Betsy Williamson: Investment’s ethical revolution must not leave Scotland swithering
Betsy Williamson, founder and managing director of Core-Asset Consulting, highlights the increasing importance of sustainable investing, spurred by the pandemic, and is urging those within the sector to upskill, or risk becoming defunct.
Sustainable investing has “come of age” thanks to the pandemic, with recruitment experts across Scotland’s financial sector urging those within it to upskill in order to thrive in a changed landscape – or risk becoming obsolete.
Core-Asset Consulting, which is dedicated to recruitment for the industry north of the border, is warning of a growing knowledge gap as funds are increasingly held to account and placed under scrutiny for their contribution to the “social good”.
Throughout 2020 and 2021 socially responsible investment (SRI) has been under the spotlight, frequently breaking into mainstream news – such as when investors pulled out of Boohoo after alleged Covid breaches, as well as growing call for divestment from fossil fuels and heavy polluters.
Conversely, Baillie Gifford cashed in on £13bn of Tesla shares, demonstrating that SRI was no longer the preserve of niche operators – or applied to investments in small businesses.
Now, with SRI funds consistently outperforming traditional – and significant pension funds committing to investments that demonstrate they are “part of the solution not the problem”, the recruitment experts are heavily recommending those in the sector give it due focus.

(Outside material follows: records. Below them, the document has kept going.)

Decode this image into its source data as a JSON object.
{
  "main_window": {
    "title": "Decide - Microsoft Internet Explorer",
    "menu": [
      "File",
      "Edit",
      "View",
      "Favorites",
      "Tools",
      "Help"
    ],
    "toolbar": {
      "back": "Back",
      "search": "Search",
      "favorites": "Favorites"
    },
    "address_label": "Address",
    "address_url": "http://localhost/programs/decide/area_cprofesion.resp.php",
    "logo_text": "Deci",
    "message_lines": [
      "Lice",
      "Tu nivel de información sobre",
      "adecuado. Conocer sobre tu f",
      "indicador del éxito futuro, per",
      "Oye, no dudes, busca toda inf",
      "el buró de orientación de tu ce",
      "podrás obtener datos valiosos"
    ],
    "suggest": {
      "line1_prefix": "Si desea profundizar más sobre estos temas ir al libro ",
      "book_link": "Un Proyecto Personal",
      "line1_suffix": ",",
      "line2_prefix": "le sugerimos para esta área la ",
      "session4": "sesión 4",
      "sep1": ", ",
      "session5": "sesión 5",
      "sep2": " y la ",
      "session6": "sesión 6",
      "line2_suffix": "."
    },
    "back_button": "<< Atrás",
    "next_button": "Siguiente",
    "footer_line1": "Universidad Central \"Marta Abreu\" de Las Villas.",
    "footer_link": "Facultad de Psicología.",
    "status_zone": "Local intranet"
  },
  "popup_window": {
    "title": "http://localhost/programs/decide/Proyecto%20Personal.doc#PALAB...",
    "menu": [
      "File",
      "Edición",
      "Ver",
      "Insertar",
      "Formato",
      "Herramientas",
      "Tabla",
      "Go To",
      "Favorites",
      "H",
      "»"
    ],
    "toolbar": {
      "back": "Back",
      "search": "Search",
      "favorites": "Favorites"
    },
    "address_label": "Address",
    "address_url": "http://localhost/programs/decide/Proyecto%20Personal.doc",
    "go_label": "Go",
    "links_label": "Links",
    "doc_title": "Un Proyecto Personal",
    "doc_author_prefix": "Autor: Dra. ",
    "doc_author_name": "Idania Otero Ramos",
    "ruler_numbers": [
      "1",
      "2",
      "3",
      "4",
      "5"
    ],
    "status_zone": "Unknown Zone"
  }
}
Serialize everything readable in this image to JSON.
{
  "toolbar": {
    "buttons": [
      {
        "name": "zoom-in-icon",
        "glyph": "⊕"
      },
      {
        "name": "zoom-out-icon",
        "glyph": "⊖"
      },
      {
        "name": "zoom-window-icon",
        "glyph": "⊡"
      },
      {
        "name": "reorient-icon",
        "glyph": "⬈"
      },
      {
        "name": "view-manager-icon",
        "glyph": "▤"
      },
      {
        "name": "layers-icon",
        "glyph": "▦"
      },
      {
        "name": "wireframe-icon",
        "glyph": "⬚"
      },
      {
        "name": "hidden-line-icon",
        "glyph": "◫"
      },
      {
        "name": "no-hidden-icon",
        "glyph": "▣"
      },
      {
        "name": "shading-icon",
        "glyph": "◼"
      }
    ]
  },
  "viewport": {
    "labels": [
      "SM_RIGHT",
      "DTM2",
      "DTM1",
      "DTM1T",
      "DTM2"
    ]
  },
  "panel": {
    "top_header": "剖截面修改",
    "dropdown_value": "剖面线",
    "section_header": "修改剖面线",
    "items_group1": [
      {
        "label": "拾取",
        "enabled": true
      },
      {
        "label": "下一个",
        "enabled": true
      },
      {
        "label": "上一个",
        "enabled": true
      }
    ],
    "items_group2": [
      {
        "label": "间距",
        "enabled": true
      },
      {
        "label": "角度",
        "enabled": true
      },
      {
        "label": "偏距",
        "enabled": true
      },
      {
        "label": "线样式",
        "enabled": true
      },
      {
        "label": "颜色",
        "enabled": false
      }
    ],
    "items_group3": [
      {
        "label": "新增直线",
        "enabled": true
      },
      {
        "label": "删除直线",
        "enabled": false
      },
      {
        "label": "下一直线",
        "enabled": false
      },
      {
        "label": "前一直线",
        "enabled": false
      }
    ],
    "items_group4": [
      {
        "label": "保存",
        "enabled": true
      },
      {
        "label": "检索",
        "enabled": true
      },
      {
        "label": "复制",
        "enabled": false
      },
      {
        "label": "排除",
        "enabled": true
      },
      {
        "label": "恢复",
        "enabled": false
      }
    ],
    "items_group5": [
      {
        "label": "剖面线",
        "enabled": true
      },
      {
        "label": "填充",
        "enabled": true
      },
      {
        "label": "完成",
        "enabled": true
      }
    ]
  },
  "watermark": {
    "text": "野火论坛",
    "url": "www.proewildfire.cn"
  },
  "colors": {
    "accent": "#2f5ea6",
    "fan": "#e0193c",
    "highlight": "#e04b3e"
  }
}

SRI and Environmental and Social Governance (ESG) have entered common business language in the last year, they are well and truly part of the mainstream.
Much of it is driven from the climate emergency and an acknowledgement of the global impact of investment. Firms are under increased scrutiny and are expected to be a net positive to society.
Gone are the days when fund managers can purely chase profit above all else. Of course, it is and always will be crucial – but it has to be done responsibly.
It is a complex picture though. Genuine SRI requires an intensive focus and huge amounts of specialist work, ensuring that investments and their entire supply chain demonstrate the good ethics that may appear on the surface.
Covid clearly shone a light on the interconnected nature of our planet. With Global Asset Managers collectively invested in multiple assets across numerous sectors, a global failure would be catastrophic on portfolios.
Scotland has a long and proud history in asset management, it is crucial our people are at the forefront of this seismic change.
The pressure for fund managers to comply with ESG principles now has a pincer effect, with increased expectation from clients and investors for companies to meet changing perceptions on green, renewable and climate-based issues, with UK, EU and global directives on climate change.
Universities and training bodies have been quick to respond to the growth of SRI and ESG, with dozens of dedicated courses launched in recent years for those at any stage of their careers, from the likes of London Business School, The University of York and The University of Oxford.
ESG has reached a critical mass. Heading into the pandemic we were in a transitional period with younger generations becoming more socially conscious with awareness of the environmental catastrophe growing.
The challenge for those in the sector now is to be able to correctly identify the “greenwashers and greenwishers”, those that espouse positive environmental actions to cover up more sinister policies – or those simply naïve to the reality. This requires real expertise.